Central midfield is the big logjam. As earlier covered, Canouse and Nyeman aren’t going anywhere. Abu is off-budget (supplemental) and on loan, rehabbing an MCL injury while Felipe is rehabbing his own separate ACL tear. However, Felipe costs north of $525,000 before the option. Moreno’s salary is a third of Felipe’s, is on an option of his own and is younger than both Felipe and Abu.

But the wrinkle here is that from that group, Moreno is easily the most attractive asset for foreign club interest. It would not be out of the realm of possibility that Moreno’s option is exercised with the purpose of giving him the chance to go to say, Colombia or Argentina to both be closer to family and be more accessible for call-ups to the Venezuela National Team, to say nothing of giving Nyeman a path to increased playing time with the first team.

So, what is D.C. United left with?

Combined with the players under longer-term contracts, Yamil Asad, Erik Sorga and Ola Kamara are/probably will be set for a bit too. Asad and Sorga have deals that expire after next season with club-held options for 2022, while Kamara’s deal expires after 2022. If Asad and Kamara have enough time in America to gain (in Kamara’s case, regain) green cards to come off their respective international spots, United would gain some roster flexibility. But barring surprise, they seem pretty set. Consider:

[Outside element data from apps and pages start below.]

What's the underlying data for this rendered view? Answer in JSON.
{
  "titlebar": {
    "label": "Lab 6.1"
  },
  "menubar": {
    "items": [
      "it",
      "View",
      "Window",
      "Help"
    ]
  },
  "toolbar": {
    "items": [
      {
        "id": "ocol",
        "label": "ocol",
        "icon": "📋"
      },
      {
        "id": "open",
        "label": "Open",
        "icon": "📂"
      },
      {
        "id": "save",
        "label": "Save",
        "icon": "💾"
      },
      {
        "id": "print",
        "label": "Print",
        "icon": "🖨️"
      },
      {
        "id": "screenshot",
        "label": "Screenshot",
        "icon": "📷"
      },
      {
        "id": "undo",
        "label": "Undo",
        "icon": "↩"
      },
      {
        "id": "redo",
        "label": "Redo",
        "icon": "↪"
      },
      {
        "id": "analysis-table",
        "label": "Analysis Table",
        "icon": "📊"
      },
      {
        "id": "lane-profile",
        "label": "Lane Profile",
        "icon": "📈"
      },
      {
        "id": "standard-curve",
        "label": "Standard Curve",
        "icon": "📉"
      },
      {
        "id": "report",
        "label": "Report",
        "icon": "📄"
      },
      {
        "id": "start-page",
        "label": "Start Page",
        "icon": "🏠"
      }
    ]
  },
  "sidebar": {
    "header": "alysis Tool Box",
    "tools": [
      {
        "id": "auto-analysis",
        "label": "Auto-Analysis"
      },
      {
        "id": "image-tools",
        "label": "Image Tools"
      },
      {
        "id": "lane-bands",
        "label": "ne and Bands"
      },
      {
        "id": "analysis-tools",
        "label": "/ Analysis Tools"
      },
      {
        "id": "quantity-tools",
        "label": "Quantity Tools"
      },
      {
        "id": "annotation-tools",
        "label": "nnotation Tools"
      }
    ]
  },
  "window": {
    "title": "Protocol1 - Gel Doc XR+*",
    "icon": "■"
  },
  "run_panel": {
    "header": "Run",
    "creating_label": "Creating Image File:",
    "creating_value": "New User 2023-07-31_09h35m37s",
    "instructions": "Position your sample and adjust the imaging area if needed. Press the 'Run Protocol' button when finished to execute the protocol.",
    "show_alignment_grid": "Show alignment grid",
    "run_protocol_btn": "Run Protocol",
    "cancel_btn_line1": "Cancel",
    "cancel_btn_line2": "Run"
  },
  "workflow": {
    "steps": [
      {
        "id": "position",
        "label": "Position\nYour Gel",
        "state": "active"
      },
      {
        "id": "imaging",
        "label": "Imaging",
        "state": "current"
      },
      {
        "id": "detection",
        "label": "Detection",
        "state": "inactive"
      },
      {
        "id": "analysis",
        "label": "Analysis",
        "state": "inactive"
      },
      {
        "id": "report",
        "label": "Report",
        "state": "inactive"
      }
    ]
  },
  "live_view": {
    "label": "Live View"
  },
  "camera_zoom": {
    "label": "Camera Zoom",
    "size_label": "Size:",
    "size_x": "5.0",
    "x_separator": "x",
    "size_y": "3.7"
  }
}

  • D.C. has scored 25 goals in 2020, and 22 belong to players under contract for next year and beyond.
  • If they conservatively pick up the options for Mora, Fisher, Moreno and Segura (as I think they would), that’s 15 senior roster players (and 22 total) for 2021. As a rule of thumb, MLS teams need 18 senior players to comprise a team’s budget, and anything less gets charged a cap hit for each open space, something around $90,000 per spot.

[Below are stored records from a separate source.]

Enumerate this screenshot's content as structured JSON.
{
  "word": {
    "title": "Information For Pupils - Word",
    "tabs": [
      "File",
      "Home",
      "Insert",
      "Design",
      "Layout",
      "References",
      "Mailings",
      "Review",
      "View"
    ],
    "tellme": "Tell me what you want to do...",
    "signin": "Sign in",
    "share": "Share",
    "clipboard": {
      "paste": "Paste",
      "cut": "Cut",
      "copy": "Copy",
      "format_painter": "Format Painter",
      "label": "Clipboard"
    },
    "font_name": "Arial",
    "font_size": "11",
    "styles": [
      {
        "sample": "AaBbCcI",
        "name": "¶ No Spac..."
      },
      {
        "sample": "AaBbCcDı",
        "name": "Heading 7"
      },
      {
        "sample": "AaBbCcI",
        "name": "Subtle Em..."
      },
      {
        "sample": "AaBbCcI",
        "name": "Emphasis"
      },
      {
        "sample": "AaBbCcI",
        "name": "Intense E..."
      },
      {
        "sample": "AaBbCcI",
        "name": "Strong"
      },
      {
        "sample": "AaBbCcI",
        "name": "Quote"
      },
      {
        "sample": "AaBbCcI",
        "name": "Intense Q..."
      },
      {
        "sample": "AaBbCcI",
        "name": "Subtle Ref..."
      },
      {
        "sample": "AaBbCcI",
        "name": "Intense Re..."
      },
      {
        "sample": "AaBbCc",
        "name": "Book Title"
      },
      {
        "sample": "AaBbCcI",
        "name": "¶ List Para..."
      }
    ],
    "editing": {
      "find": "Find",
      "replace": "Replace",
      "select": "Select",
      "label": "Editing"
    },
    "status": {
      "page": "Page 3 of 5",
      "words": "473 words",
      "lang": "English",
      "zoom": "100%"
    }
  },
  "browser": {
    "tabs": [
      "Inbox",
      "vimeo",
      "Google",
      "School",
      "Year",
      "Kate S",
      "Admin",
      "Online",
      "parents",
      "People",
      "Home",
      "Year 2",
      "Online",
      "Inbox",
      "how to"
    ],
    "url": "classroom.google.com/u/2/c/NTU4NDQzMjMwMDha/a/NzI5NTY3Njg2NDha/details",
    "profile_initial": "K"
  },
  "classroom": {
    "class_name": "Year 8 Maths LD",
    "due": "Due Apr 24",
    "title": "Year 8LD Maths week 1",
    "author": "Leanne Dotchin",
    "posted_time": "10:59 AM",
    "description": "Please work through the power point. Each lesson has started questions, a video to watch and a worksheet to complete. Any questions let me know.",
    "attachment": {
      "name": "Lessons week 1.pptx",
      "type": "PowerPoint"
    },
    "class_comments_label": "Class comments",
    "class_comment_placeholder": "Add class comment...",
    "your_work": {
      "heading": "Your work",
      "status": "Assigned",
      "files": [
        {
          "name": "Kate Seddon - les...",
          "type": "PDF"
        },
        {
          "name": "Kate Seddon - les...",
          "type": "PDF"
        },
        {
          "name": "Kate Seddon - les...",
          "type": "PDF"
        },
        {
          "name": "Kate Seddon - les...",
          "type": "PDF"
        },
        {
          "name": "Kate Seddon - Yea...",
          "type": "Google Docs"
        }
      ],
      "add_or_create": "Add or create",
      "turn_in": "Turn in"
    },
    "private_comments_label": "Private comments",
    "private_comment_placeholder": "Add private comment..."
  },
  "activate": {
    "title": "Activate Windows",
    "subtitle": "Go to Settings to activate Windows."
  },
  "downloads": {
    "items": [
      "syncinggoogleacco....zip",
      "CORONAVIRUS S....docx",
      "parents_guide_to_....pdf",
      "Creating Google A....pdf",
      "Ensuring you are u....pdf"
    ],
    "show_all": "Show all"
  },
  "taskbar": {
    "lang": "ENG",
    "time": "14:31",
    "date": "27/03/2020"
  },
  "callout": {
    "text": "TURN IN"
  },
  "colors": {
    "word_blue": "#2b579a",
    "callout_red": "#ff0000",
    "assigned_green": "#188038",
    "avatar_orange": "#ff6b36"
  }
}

Given the uncertainly about next season at this point, who knows how much movement from international clubs will happen? Would you if you were coming from Europe and maybe still had a year or even two on your contract?

So let’s say you’re right. Where do they go, and what will they do?

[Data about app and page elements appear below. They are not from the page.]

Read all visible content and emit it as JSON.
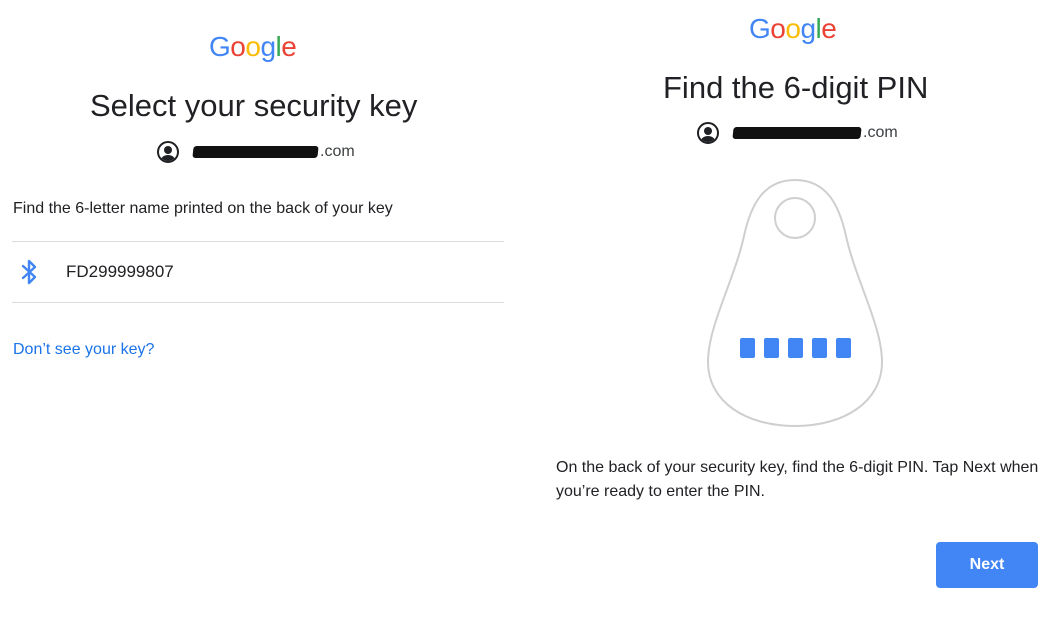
{
  "left": {
    "logo": [
      "G",
      "o",
      "o",
      "g",
      "l",
      "e"
    ],
    "title": "Select your security key",
    "account_suffix": ".com",
    "instruction": "Find the 6-letter name printed on the back of your key",
    "device": {
      "icon": "bluetooth-icon",
      "name": "FD299999807"
    },
    "help_link": "Don’t see your key?"
  },
  "right": {
    "logo": [
      "G",
      "o",
      "o",
      "g",
      "l",
      "e"
    ],
    "title": "Find the 6-digit PIN",
    "account_suffix": ".com",
    "illustration": {
      "icon": "security-key-icon",
      "pin_dots": 5
    },
    "body": "On the back of your security key, find the 6-digit PIN. Tap Next when you’re ready to enter the PIN.",
    "next_label": "Next"
  },
  "colors": {
    "accent": "#4285F4",
    "link": "#1a73e8",
    "divider": "#dadce0"
  }
}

Well, players can ask to go, and in the past, Dave Kasper has made accommodations for players who want to leave their contract early (Wayne Rooney being a recent notable example), and the club has been amenable to transfers away too. But based on what (we think) we know, most of D.C. United’s 2020 roster is going to return to Florida for the 2021 preseason.

What it translates to is a couple of things; first, expect D.C. to nibble around the edges as far as the roster goes. Between playing time at Loudoun United and training time at D.C., Jeremy Garay and Jacob Greene are potential homegrown candidates for additional depth at central midfield and outside back, respectively. Kairou Amoustapha worked out with the club after his successful first year at Loudoun, given his workrate and youth he could see an off-budget spot for a forward/winger option.

Perhaps picking up Abu on a permanent move and letting him and Nyeman battle for the third spot in central midfield is a possibility. Donovan Pines’ progression aside, a fourth/veteran center back pickup is still something to look at, as is a healthy and consistent right back. D.C. should have the 3rd spot in the allocation order next year (here’s the list of players) and an open Designated Player spot, but past getting an above-the-marquee name, I don’t know where they go to splash the pot. If they do it, would it maybe be at outside back?

At this point, we’re all back to where the default position on D.C. United should be at the moment, which is they have to nail the coaching hire for two big reasons: on-field cohesion is an easy one, and a choice that has a vision in place and is both prepared to implement it and allowed the resources to do so would do a world of good for the club.

The big ancillary arc to watch would be the organization’s willingness to let players go (likely at a financial loss for an already miserly franchise) ahead of good salaried contracts. It would be a barometer of how much they are willing to pull all the roots out and start anew.

And if that happens, that puts all D.C. fans in new territory.